Dot is an American ex-pat who currently lives in Auckland New Zealand, with her husband and two young children.
I was born during a snowstorm, so my dad liked to remind me, when frustrated with my teenage behavior. “I could have been killed driving back and forth in the snow to visit you. This is how you repay me?”
My parents fled Vietnam on April 30, 1975, known as the Fall of Saigon. After being shuffled around the Pacific, they were eventually resettled in the state of Pennsylvania, located in the Northeast region of the United States, where the winters could be frigid and snowy, a far contrast from the tropical country they had left behind.

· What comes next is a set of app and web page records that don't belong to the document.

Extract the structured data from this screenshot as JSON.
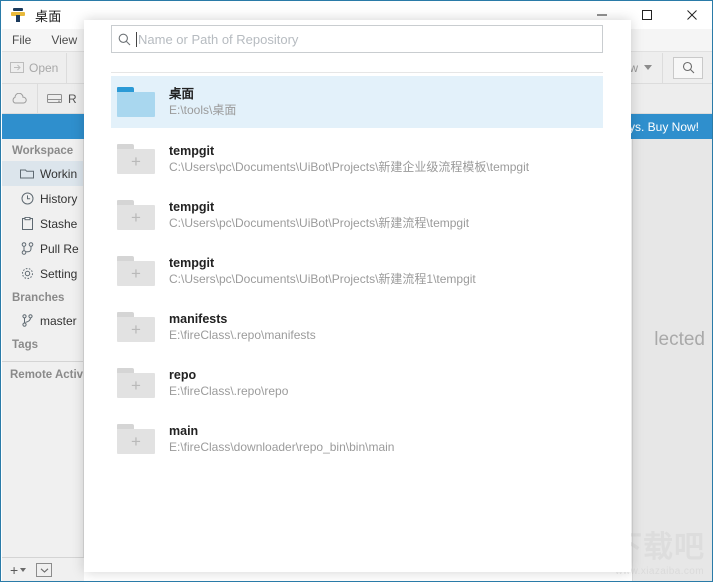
{
  "window": {
    "title": "桌面",
    "app_icon": "fork-icon",
    "minimize_label": "minimize-icon",
    "maximize_label": "maximize-icon",
    "close_label": "close-icon"
  },
  "menubar": {
    "items": [
      {
        "label": "File"
      },
      {
        "label": "View"
      }
    ]
  },
  "toolbar": {
    "open_label": "Open",
    "open_icon": "open-folder-icon",
    "dropdown_label": "ow",
    "dropdown_icon": "chevron-down-icon",
    "search_icon": "search-icon"
  },
  "toolbar2": {
    "cloud_icon": "cloud-icon",
    "repo_icon": "drive-icon",
    "repo_label": "R"
  },
  "banner": {
    "text": "ys. Buy Now!",
    "color": "#2f8fcd"
  },
  "sidebar": {
    "groups": [
      {
        "title": "Workspace",
        "items": [
          {
            "label": "Workin",
            "icon": "folder-icon",
            "selected": true
          },
          {
            "label": "History",
            "icon": "clock-icon",
            "selected": false
          },
          {
            "label": "Stashe",
            "icon": "clipboard-icon",
            "selected": false
          },
          {
            "label": "Pull Re",
            "icon": "pull-request-icon",
            "selected": false
          },
          {
            "label": "Setting",
            "icon": "gear-icon",
            "selected": false
          }
        ]
      },
      {
        "title": "Branches",
        "items": [
          {
            "label": "master",
            "icon": "branch-icon",
            "selected": false
          }
        ]
      },
      {
        "title": "Tags",
        "items": []
      }
    ],
    "footer_label": "Remote Activi",
    "bottom_bar": {
      "add_label": "+",
      "add_caret_icon": "chevron-down-icon",
      "box_icon": "inbox-icon"
    }
  },
  "main_panel": {
    "empty_text": "lected"
  },
  "watermark": {
    "text": "下载吧",
    "url": "www.xiazaiba.com"
  },
  "dialog": {
    "search": {
      "placeholder": "Name or Path of Repository",
      "value": "",
      "icon": "search-icon"
    },
    "repositories": [
      {
        "name": "桌面",
        "path": "E:\\tools\\桌面",
        "icon": "folder-blue-icon",
        "selected": true
      },
      {
        "name": "tempgit",
        "path": "C:\\Users\\pc\\Documents\\UiBot\\Projects\\新建企业级流程模板\\tempgit",
        "icon": "folder-add-icon",
        "selected": false
      },
      {
        "name": "tempgit",
        "path": "C:\\Users\\pc\\Documents\\UiBot\\Projects\\新建流程\\tempgit",
        "icon": "folder-add-icon",
        "selected": false
      },
      {
        "name": "tempgit",
        "path": "C:\\Users\\pc\\Documents\\UiBot\\Projects\\新建流程1\\tempgit",
        "icon": "folder-add-icon",
        "selected": false
      },
      {
        "name": "manifests",
        "path": "E:\\fireClass\\.repo\\manifests",
        "icon": "folder-add-icon",
        "selected": false
      },
      {
        "name": "repo",
        "path": "E:\\fireClass\\.repo\\repo",
        "icon": "folder-add-icon",
        "selected": false
      },
      {
        "name": "main",
        "path": "E:\\fireClass\\downloader\\repo_bin\\bin\\main",
        "icon": "folder-add-icon",
        "selected": false
      }
    ]
  }
}
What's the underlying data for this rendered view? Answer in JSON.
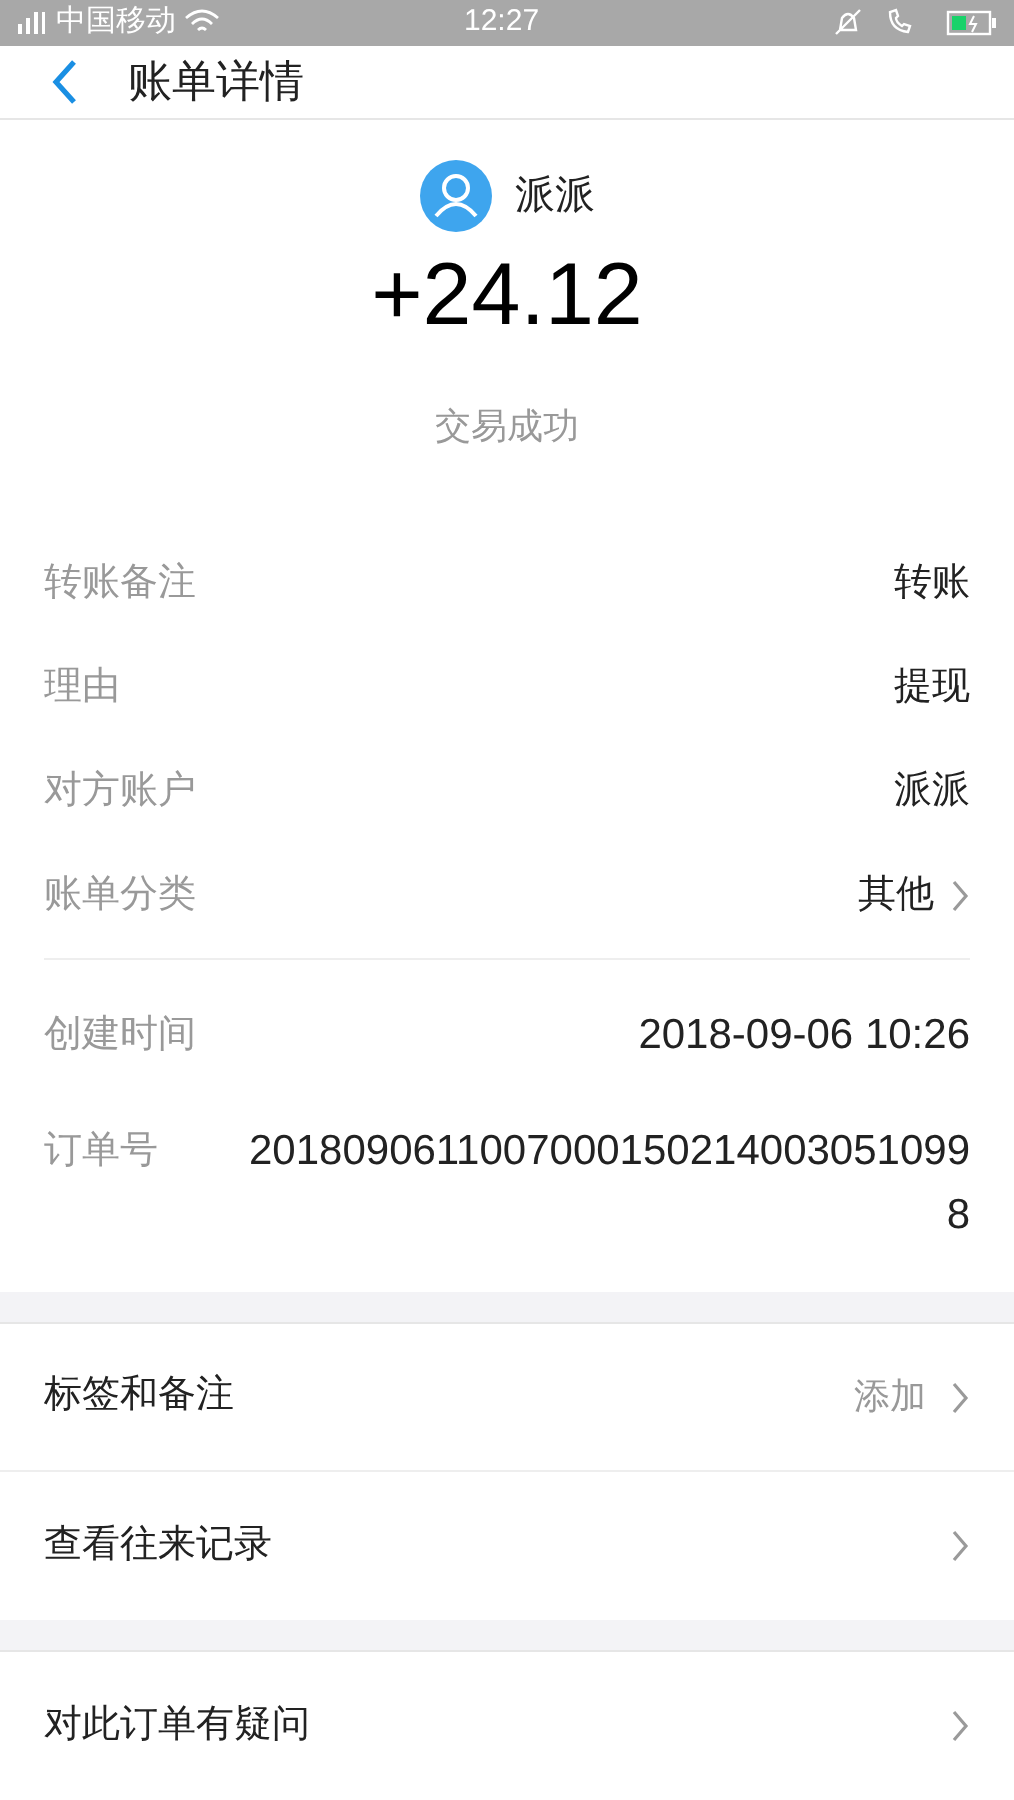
{
  "status_bar": {
    "carrier": "中国移动",
    "time": "12:27"
  },
  "header": {
    "title": "账单详情"
  },
  "summary": {
    "name": "派派",
    "amount": "+24.12",
    "status": "交易成功"
  },
  "details": [
    {
      "label": "转账备注",
      "value": "转账",
      "arrow": false
    },
    {
      "label": "理由",
      "value": "提现",
      "arrow": false
    },
    {
      "label": "对方账户",
      "value": "派派",
      "arrow": false
    },
    {
      "label": "账单分类",
      "value": "其他",
      "arrow": true
    }
  ],
  "meta": [
    {
      "label": "创建时间",
      "value": "2018-09-06 10:26"
    },
    {
      "label": "订单号",
      "value": "20180906110070001502140030510998"
    }
  ],
  "groups": [
    [
      {
        "label": "标签和备注",
        "value": "添加"
      },
      {
        "label": "查看往来记录"
      }
    ],
    [
      {
        "label": "对此订单有疑问"
      }
    ]
  ]
}
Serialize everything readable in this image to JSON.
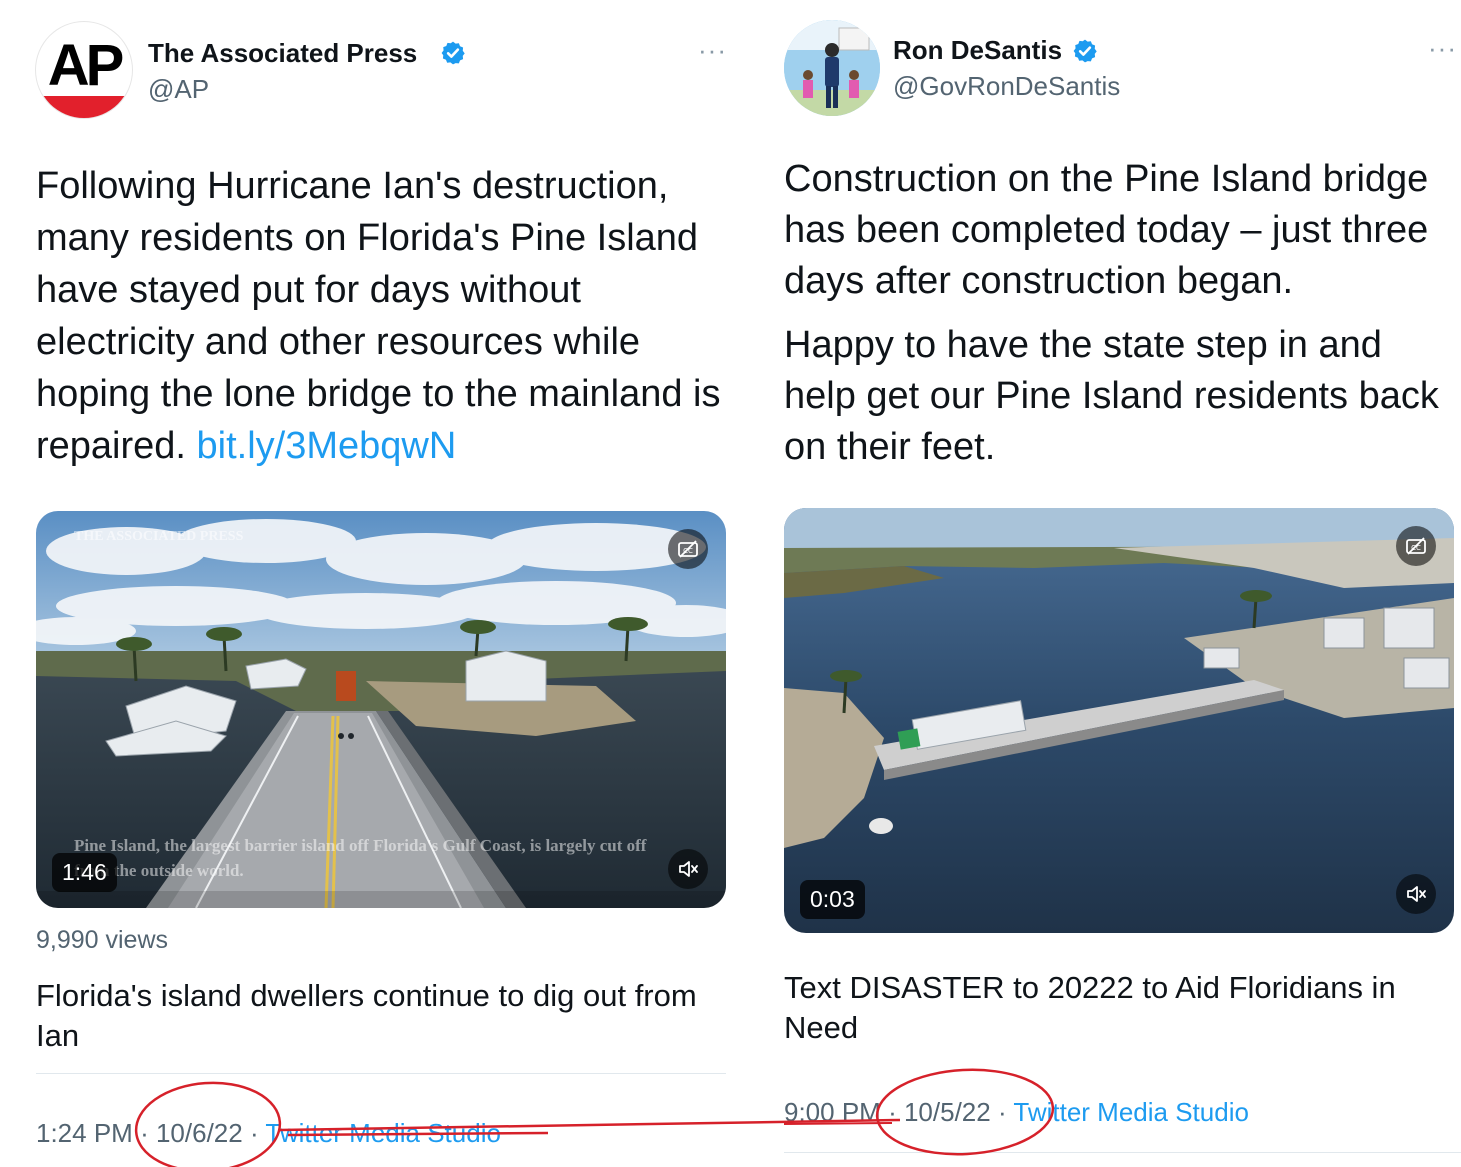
{
  "tweets": [
    {
      "author": {
        "name": "The Associated Press",
        "handle": "@AP",
        "logo_text": "AP"
      },
      "more": "···",
      "text": "Following Hurricane Ian's destruction, many residents on Florida's Pine Island have stayed put for days without electricity and other resources while hoping the lone bridge to the mainland is repaired.",
      "link": "bit.ly/3MebqwN",
      "video": {
        "duration": "1:46",
        "watermark": "THE ASSOCIATED PRESS",
        "caption_line1": "Pine Island, the largest barrier island off Florida's Gulf Coast, is largely cut off",
        "caption_line2": "from the outside world."
      },
      "views": "9,990 views",
      "card_title": "Florida's island dwellers continue to dig out from Ian",
      "time": "1:24 PM",
      "date": "10/6/22",
      "source": "Twitter Media Studio"
    },
    {
      "author": {
        "name": "Ron DeSantis",
        "handle": "@GovRonDeSantis"
      },
      "more": "···",
      "text_p1": "Construction on the Pine Island bridge has been completed today – just three days after construction began.",
      "text_p2": "Happy to have the state step in and help get our Pine Island residents back on their feet.",
      "video": {
        "duration": "0:03"
      },
      "card_title": "Text DISASTER to 20222 to Aid Floridians in Need",
      "time": "9:00 PM",
      "date": "10/5/22",
      "source": "Twitter Media Studio"
    }
  ],
  "separator": "·",
  "icons": [
    "verified-badge-icon",
    "more-options-icon",
    "captions-off-icon",
    "volume-muted-icon"
  ],
  "colors": {
    "link": "#1d9bf0",
    "verified": "#1d9bf0",
    "annotation": "#d6212a",
    "ap_red": "#e2202c"
  }
}
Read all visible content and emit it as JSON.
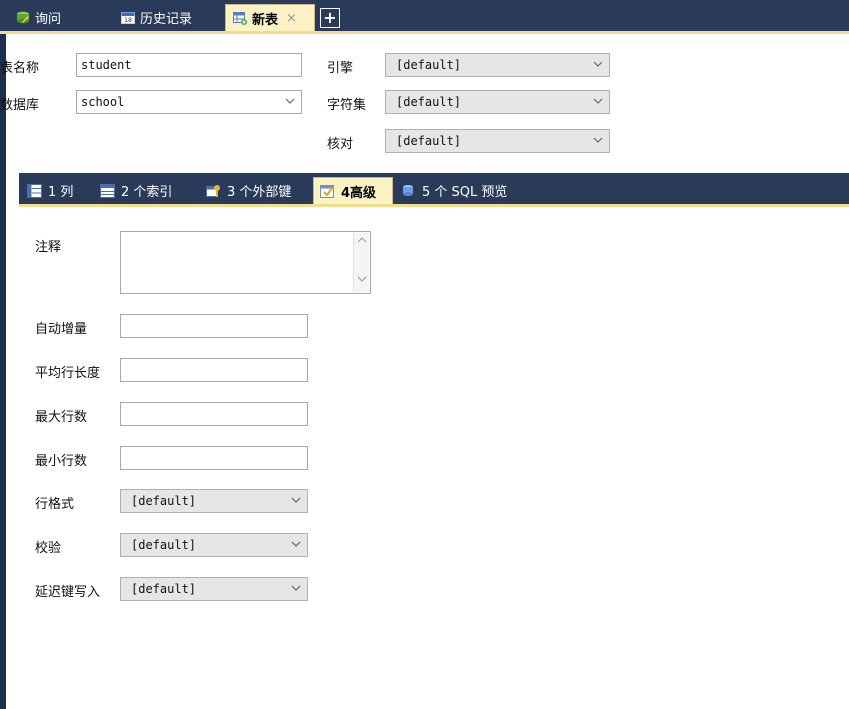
{
  "top_tabs": [
    {
      "label": "询问",
      "icon": "query-icon"
    },
    {
      "label": "历史记录",
      "icon": "calendar-icon"
    },
    {
      "label": "新表",
      "icon": "new-table-icon",
      "active": true,
      "close": "×"
    }
  ],
  "add_tab_label": "+",
  "table_form": {
    "name_label": "表名称",
    "name_value": "student",
    "database_label": "数据库",
    "database_value": "school",
    "engine_label": "引擎",
    "engine_value": "[default]",
    "charset_label": "字符集",
    "charset_value": "[default]",
    "collation_label": "核对",
    "collation_value": "[default]"
  },
  "sub_tabs": [
    {
      "label": "1 列",
      "icon": "columns-icon"
    },
    {
      "label": "2 个索引",
      "icon": "index-icon"
    },
    {
      "label": "3 个外部键",
      "icon": "foreign-key-icon"
    },
    {
      "label": "4高级",
      "icon": "advanced-icon",
      "active": true
    },
    {
      "label": "5 个 SQL 预览",
      "icon": "sql-preview-icon"
    }
  ],
  "advanced": {
    "comment_label": "注释",
    "comment_value": "",
    "auto_increment_label": "自动增量",
    "auto_increment_value": "",
    "avg_row_length_label": "平均行长度",
    "avg_row_length_value": "",
    "max_rows_label": "最大行数",
    "max_rows_value": "",
    "min_rows_label": "最小行数",
    "min_rows_value": "",
    "row_format_label": "行格式",
    "row_format_value": "[default]",
    "checksum_label": "校验",
    "checksum_value": "[default]",
    "delay_key_write_label": "延迟键写入",
    "delay_key_write_value": "[default]"
  },
  "colors": {
    "dark_bar": "#2a3b5a",
    "active_tab": "#fcf2c6",
    "accent_line": "#f3dc8c",
    "panel": "#ffffff"
  }
}
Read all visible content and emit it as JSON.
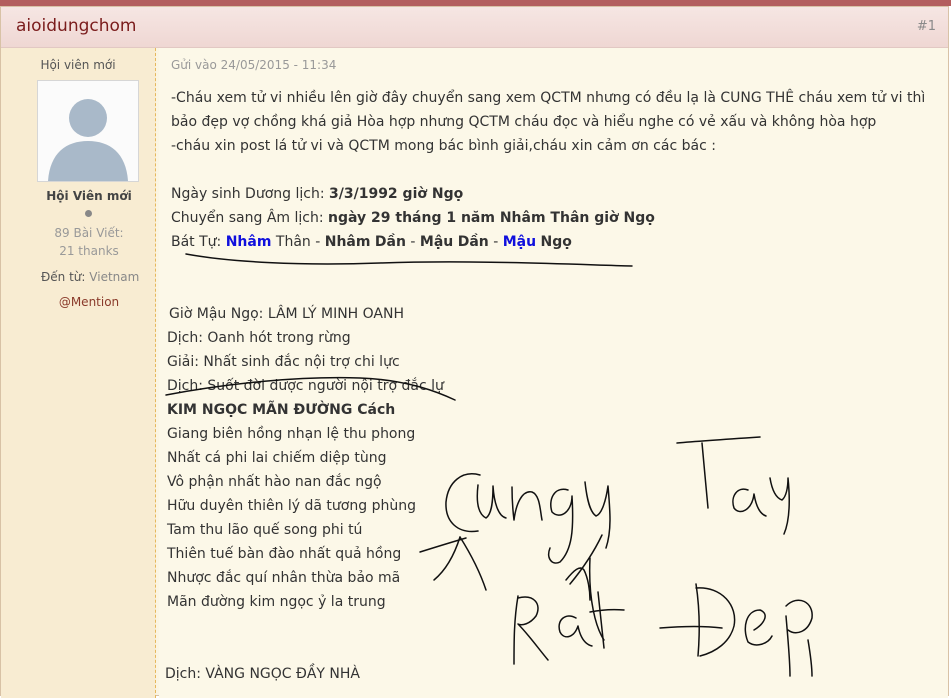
{
  "post": {
    "username": "aioidungchom",
    "post_number": "#1",
    "posted_at": "Gửi vào 24/05/2015 - 11:34"
  },
  "author": {
    "rank_top": "Hội viên mới",
    "rank": "Hội Viên mới",
    "posts": "89 Bài Viết:",
    "thanks": "21 thanks",
    "from_label": "Đến từ:",
    "from_value": "Vietnam",
    "mention": "@Mention"
  },
  "body": {
    "p1": "-Cháu xem tử vi nhiều lên giờ đây chuyển sang xem QCTM nhưng có đều lạ là CUNG THÊ cháu xem tử vi thì",
    "p2": "bảo đẹp vợ chồng khá giả Hòa hợp nhưng QCTM cháu đọc và hiểu nghe có vẻ xấu và không hòa hợp",
    "p3": "-cháu xin post lá tử vi và QCTM mong bác bình giải,cháu xin cảm ơn các bác :",
    "duong_label": "Ngày sinh Dương lịch: ",
    "duong_value": "3/3/1992 giờ Ngọ",
    "am_label": "Chuyển sang Âm lịch: ",
    "am_value": "ngày 29 tháng 1 năm Nhâm Thân giờ Ngọ",
    "battu_label": "Bát Tự: ",
    "battu": [
      "Nhâm",
      "Thân",
      "Nhâm",
      "Dần",
      "Mậu",
      "Dần",
      "Mậu",
      "Ngọ"
    ],
    "battu_sep": " - ",
    "verse": [
      "Giờ Mậu Ngọ: LÂM LÝ MINH OANH",
      "Dịch: Oanh hót trong rừng",
      "Giải: Nhất sinh đắc nội trợ chi lực",
      "Dịch: Suốt đời được người nội trợ đắc lự",
      "KIM NGỌC MÃN ĐƯỜNG Cách",
      "Giang biên hồng nhạn lệ thu phong",
      "Nhất cá phi lai chiếm diệp tùng",
      "Vô phận nhất hào nan đắc ngộ",
      "Hữu duyên thiên lý dã tương phùng",
      "Tam thu lão quế song phi tú",
      "Thiên tuế bàn đào nhất quả hồng",
      "Nhược đắc quí nhân thừa bảo mã",
      "Mãn đường kim ngọc ỷ la trung"
    ],
    "last_line": "Dịch: VÀNG NGỌC ĐẦY NHÀ"
  },
  "colors": {
    "username": "#7a1c1c",
    "highlight_blue": "#1010dd",
    "sidebar_bg": "#f8ecd2",
    "post_bg": "#fcf8e8"
  },
  "icons": {
    "avatar": "default-user-silhouette",
    "status": "offline-dot"
  }
}
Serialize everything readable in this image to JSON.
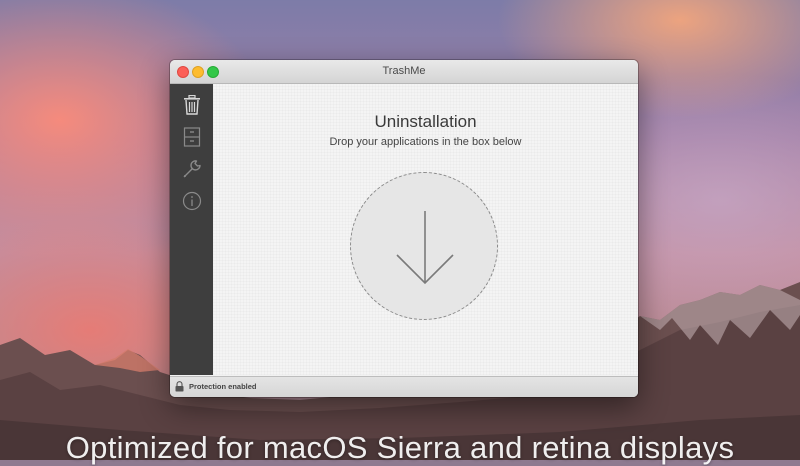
{
  "window": {
    "title": "TrashMe"
  },
  "sidebar": {
    "items": [
      {
        "name": "uninstall",
        "icon": "trash-icon"
      },
      {
        "name": "cleaner",
        "icon": "cabinet-icon"
      },
      {
        "name": "tools",
        "icon": "wrench-icon"
      },
      {
        "name": "about",
        "icon": "info-icon"
      }
    ]
  },
  "main": {
    "heading": "Uninstallation",
    "subheading": "Drop your applications in the box below",
    "dropzone_icon": "arrow-down-icon"
  },
  "status": {
    "text": "Protection enabled",
    "icon": "lock-icon"
  },
  "promo": {
    "tagline": "Optimized for macOS Sierra and retina displays"
  },
  "colors": {
    "sidebar_bg": "#3e3e3e",
    "close": "#fc5f57",
    "minimize": "#fdbc2e",
    "maximize": "#33c748"
  }
}
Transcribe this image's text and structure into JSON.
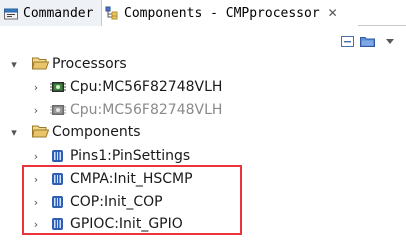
{
  "tabs": [
    {
      "label": "Commander"
    },
    {
      "label": "Components - CMPprocessor",
      "close": "✕"
    }
  ],
  "toolbar": {
    "collapse_icon": "collapse-all-icon",
    "folder_icon": "open-folder-icon",
    "view_menu_icon": "view-menu-icon"
  },
  "tree": {
    "processors": {
      "label": "Processors",
      "expanded": true,
      "children": [
        {
          "label": "Cpu:MC56F82748VLH",
          "enabled": true
        },
        {
          "label": "Cpu:MC56F82748VLH",
          "enabled": false
        }
      ]
    },
    "components": {
      "label": "Components",
      "expanded": true,
      "children": [
        {
          "label": "Pins1:PinSettings"
        },
        {
          "label": "CMPA:Init_HSCMP"
        },
        {
          "label": "COP:Init_COP"
        },
        {
          "label": "GPIOC:Init_GPIO"
        }
      ]
    }
  },
  "colors": {
    "highlight_box": "#e8343a",
    "folder": "#e9c46a",
    "bean": "#2f5fb3"
  }
}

Few details were shared with me about the past. Not about Vietnam. Not about their escape from the communists. Do not ask. Do not talk about it. That was the way things were. So when my dad offered the detail of the snowy weather, I latched on to it.
What concrete information I have about my birth is contained in a pale blue five by four inch Child Health Book issued by the hospital in which I was born. The inside pages contained blank charts for the usual child health records: name, date of birth, allergies, medical conditions, vaccinations schedule, growth, family history, and developmental milestones. I was born on the anniversary of the bombing of Pearl Harbour. At 5 pounds and 9 ounces, my low weight was probably not a concern considering my petite mother did not even clear five feet. The immunizations were completed. The growth records started off with regular frequency, but stopped after a year. Family history was left blank. Developmental milestones, ‘jabber, say Mama and Dada, ride a tricycle’ were left blank. How were language and cultural barriers handled back then?
The book that was meant to provide information about my early years raised more questions than answers. So many blank pages with no explanations. It was as if the book was saying, Do not ask. Do not talk about it.
Please submit your story via the Contact page and it will receive a gentle edit from Deborah.